Israel says it has no preconditions for talks and is willing to immediately discuss all outstanding issues. It has roundly criticized the Palestinians for not returning to the negotiating table.

But Netanyahu has said repeatedly that Israel does not intend to share Jerusalem and historically has opposed giving up all the West Bank land the Palestinians claim. The Palestinians say these positions leave little for the two sides to discuss.

Gunfire broke out Wednesday during a Palestinian protest over Egypt's blockade of the Gaza Strip, leaving an Egyptian border guard dead and a dozen Palestinians injured.

The riot along the border came a day after several hundred international activists clashed with police in the Egyptian port city of El-Arish when they were told that a portion of their aid convoy would be allowed to enter Gaza only through Israel.

In response, the Hamas movement that rules Gaza called on supporters to demonstrate Wednesday against both Egypt's interference with the aid convoy and its construction of an underground barrier designed to block tunnels used to smuggle goods and weapons into the coastal strip.

"It was a peaceful protest against the wall and to let the lifeline convoy enter Gaza," said Salah Bardawil, a Hamas official.

Several hundred protesters gathered in the city of Rafah began throwing rocks and Molotov cocktails at Egyptian security forces across the border, who responded with gunfire, witnesses said. In the midst of the chaos, a Palestinian sniper shot and killed the Egyptian guard, officials said.

By late Wednesday, portions of the humanitarian convoy had begun entering Gaza, which is squeezed between Egypt and Israel. But the violence has heightened tensions between the Egyptian government and Hamas, the Islamic militant group that seized control of the strip in 2007.

The tunnels that the Egyptians are seeking to block have been a key transit route for Gaza since a joint blockade by Israel and Egypt virtually sealed its borders. The countries say they are attempting to isolate and pressure Hamas, which refuses to recognize Israel and is suspected of trying to foment dissent in Egypt.

The primary victims, however, are the 1.5 million Gaza inhabitants, who are rarely allowed to leave and are suffering from shortages of construction materials, fuel and other goods.

Because of a lack of cement and steel, thousands of Palestinian families have been unable to rebuild homes destroyed in the three-week military offensive by Israel a year ago. The campaign, which was launched in response to repeated Hamas rocket attacks on Israel, killed nearly 1,400 Palestinians.

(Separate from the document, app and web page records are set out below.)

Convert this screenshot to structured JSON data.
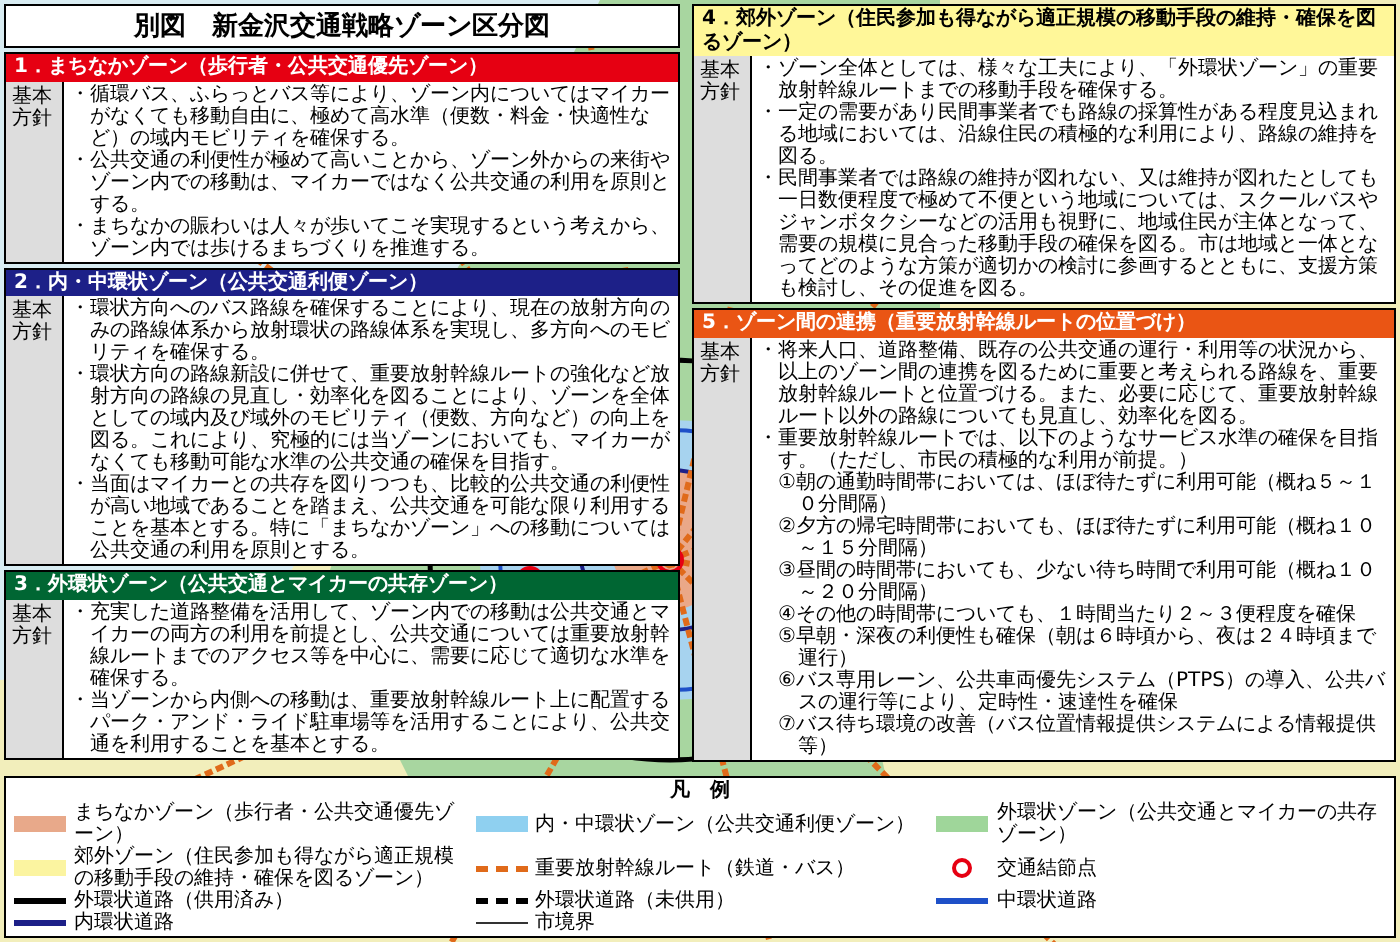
{
  "title": "別図　新金沢交通戦略ゾーン区分図",
  "panels": [
    {
      "heading": "1．まちなかゾーン（歩行者・公共交通優先ゾーン）",
      "color": "#e60012",
      "label": "基本方針",
      "bullets": [
        {
          "text": "・循環バス、ふらっとバス等により、ゾーン内についてはマイカーがなくても移動自由に、極めて高水準（便数・料金・快適性など）の域内モビリティを確保する。"
        },
        {
          "text": "・公共交通の利便性が極めて高いことから、ゾーン外からの来街やゾーン内での移動は、マイカーではなく公共交通の利用を原則とする。"
        },
        {
          "text": "・まちなかの賑わいは人々が歩いてこそ実現するという考えから、ゾーン内では歩けるまちづくりを推進する。"
        }
      ]
    },
    {
      "heading": "2．内・中環状ゾーン（公共交通利便ゾーン）",
      "color": "#1d2088",
      "label": "基本方針",
      "bullets": [
        {
          "text": "・環状方向へのバス路線を確保することにより、現在の放射方向のみの路線体系から放射環状の路線体系を実現し、多方向へのモビリティを確保する。"
        },
        {
          "text": "・環状方向の路線新設に併せて、重要放射幹線ルートの強化など放射方向の路線の見直し・効率化を図ることにより、ゾーンを全体としての域内及び域外のモビリティ（便数、方向など）の向上を図る。これにより、究極的には当ゾーンにおいても、マイカーがなくても移動可能な水準の公共交通の確保を目指す。"
        },
        {
          "text": "・当面はマイカーとの共存を図りつつも、比較的公共交通の利便性が高い地域であることを踏まえ、公共交通を可能な限り利用することを基本とする。特に「まちなかゾーン」への移動については公共交通の利用を原則とする。"
        }
      ]
    },
    {
      "heading": "3．外環状ゾーン（公共交通とマイカーの共存ゾーン）",
      "color": "#006633",
      "label": "基本方針",
      "bullets": [
        {
          "text": "・充実した道路整備を活用して、ゾーン内での移動は公共交通とマイカーの両方の利用を前提とし、公共交通については重要放射幹線ルートまでのアクセス等を中心に、需要に応じて適切な水準を確保する。"
        },
        {
          "text": "・当ゾーンから内側への移動は、重要放射幹線ルート上に配置するパーク・アンド・ライド駐車場等を活用することにより、公共交通を利用することを基本とする。"
        }
      ]
    },
    {
      "heading": "4．郊外ゾーン（住民参加も得ながら適正規模の移動手段の維持・確保を図るゾーン）",
      "color": "#fff799",
      "label": "基本方針",
      "bullets": [
        {
          "text": "・ゾーン全体としては、様々な工夫により、「外環状ゾーン」の重要放射幹線ルートまでの移動手段を確保する。"
        },
        {
          "text": "・一定の需要があり民間事業者でも路線の採算性がある程度見込まれる地域においては、沿線住民の積極的な利用により、路線の維持を図る。"
        },
        {
          "text": "・民間事業者では路線の維持が図れない、又は維持が図れたとしても一日数便程度で極めて不便という地域については、スクールバスやジャンボタクシーなどの活用も視野に、地域住民が主体となって、需要の規模に見合った移動手段の確保を図る。市は地域と一体となってどのような方策が適切かの検討に参画するとともに、支援方策も検討し、その促進を図る。"
        }
      ]
    },
    {
      "heading": "5．ゾーン間の連携（重要放射幹線ルートの位置づけ）",
      "color": "#ea5514",
      "label": "基本方針",
      "bullets": [
        {
          "text": "・将来人口、道路整備、既存の公共交通の運行・利用等の状況から、以上のゾーン間の連携を図るために重要と考えられる路線を、重要放射幹線ルートと位置づける。また、必要に応じて、重要放射幹線ルート以外の路線についても見直し、効率化を図る。"
        },
        {
          "text": "・重要放射幹線ルートでは、以下のようなサービス水準の確保を目指す。（ただし、市民の積極的な利用が前提。）",
          "children": [
            "①朝の通勤時間帯においては、ほぼ待たずに利用可能（概ね５～１０分間隔）",
            "②夕方の帰宅時間帯においても、ほぼ待たずに利用可能（概ね１０～１５分間隔）",
            "③昼間の時間帯においても、少ない待ち時間で利用可能（概ね１０～２０分間隔）",
            "④その他の時間帯についても、１時間当たり２～３便程度を確保",
            "⑤早朝・深夜の利便性も確保（朝は６時頃から、夜は２４時頃まで運行）",
            "⑥バス専用レーン、公共車両優先システム（PTPS）の導入、公共バスの運行等により、定時性・速達性を確保",
            "⑦バス待ち環境の改善（バス位置情報提供システムによる情報提供等）"
          ]
        }
      ]
    }
  ],
  "legend": {
    "title": "凡　例",
    "items": [
      {
        "kind": "area",
        "color": "#e8a98a",
        "label": "まちなかゾーン（歩行者・公共交通優先ゾーン）"
      },
      {
        "kind": "area",
        "color": "#8fd0f0",
        "label": "内・中環状ゾーン（公共交通利便ゾーン）"
      },
      {
        "kind": "area",
        "color": "#9fd69a",
        "label": "外環状ゾーン（公共交通とマイカーの共存ゾーン）"
      },
      {
        "kind": "area",
        "color": "#fbf4a0",
        "label": "郊外ゾーン（住民参加も得ながら適正規模の移動手段の維持・確保を図るゾーン）"
      },
      {
        "kind": "band",
        "color": "#e06a1a",
        "label": "重要放射幹線ルート（鉄道・バス）"
      },
      {
        "kind": "ring",
        "color": "#e60012",
        "label": "交通結節点"
      },
      {
        "kind": "line",
        "color": "#000000",
        "label": "外環状道路（供用済み）"
      },
      {
        "kind": "dashed",
        "color": "#000000",
        "label": "外環状道路（未供用）"
      },
      {
        "kind": "line",
        "color": "#1e50c8",
        "label": "中環状道路"
      },
      {
        "kind": "line",
        "color": "#1d2088",
        "label": "内環状道路"
      },
      {
        "kind": "thin",
        "color": "#333333",
        "label": "市境界"
      }
    ]
  }
}
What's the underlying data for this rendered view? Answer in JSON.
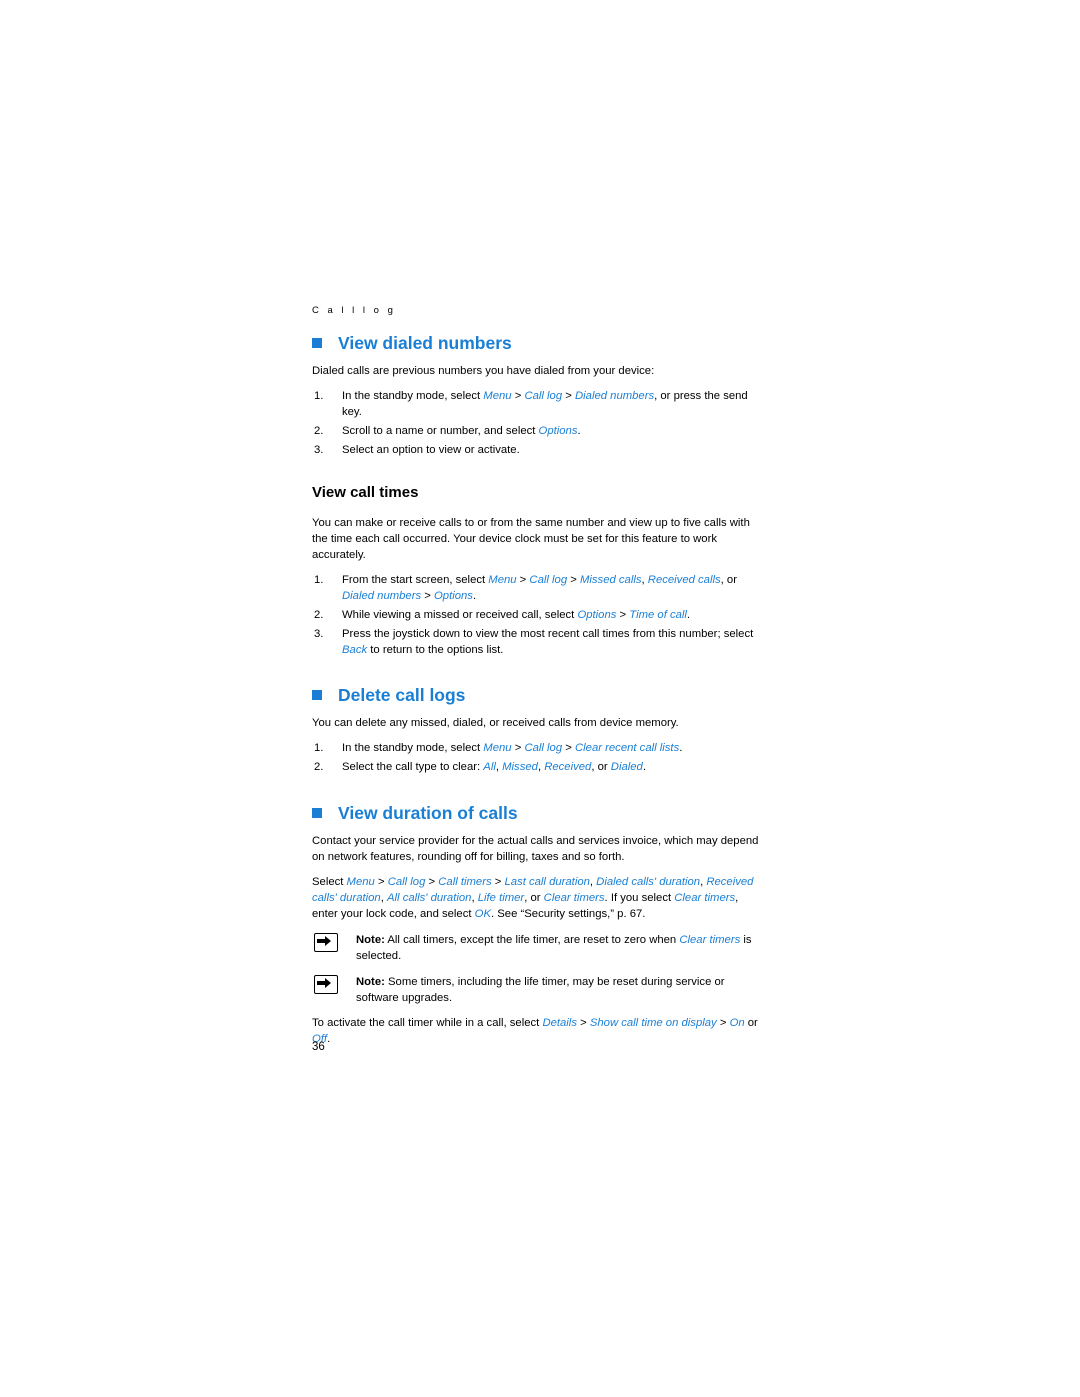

The latest clashes began Tuesday when Egyptian authorities decided to route some of the Viva Palestina aid convoy, made up of more than 500 volunteers and nearly 200 trucks carrying food and medical supplies, to an Israeli checkpoint into Gaza.

"It is unacceptable and we have refused this," said George Galloway, a British lawmaker and leader of the convoy. "It is completely unconscionable that 25% of our convoy should go to Israel and never arrive in Gaza. Because nothing that ever goes to Israel ever arrives in Gaza."

The activists tried to break through a security gate, triggering a melee Tuesday that Egyptian police put down with water cannons.

Dozens of people were injured on both sides and seven were arrested.

After Wednesday's riot at the border, Hamas leaders expressed regret for the day's violence and called upon both sides to exercise restraint.

One Palestinian protester, who identified himself only as Adnan, 28, said Hamas security officers tried to break up the demonstration when it turned violent, but protesters refused to disperse.

"Egypt should open the borders and let the people breathe," he said.

"We are surrounded by the Israelis, and the Arabs are watching us too."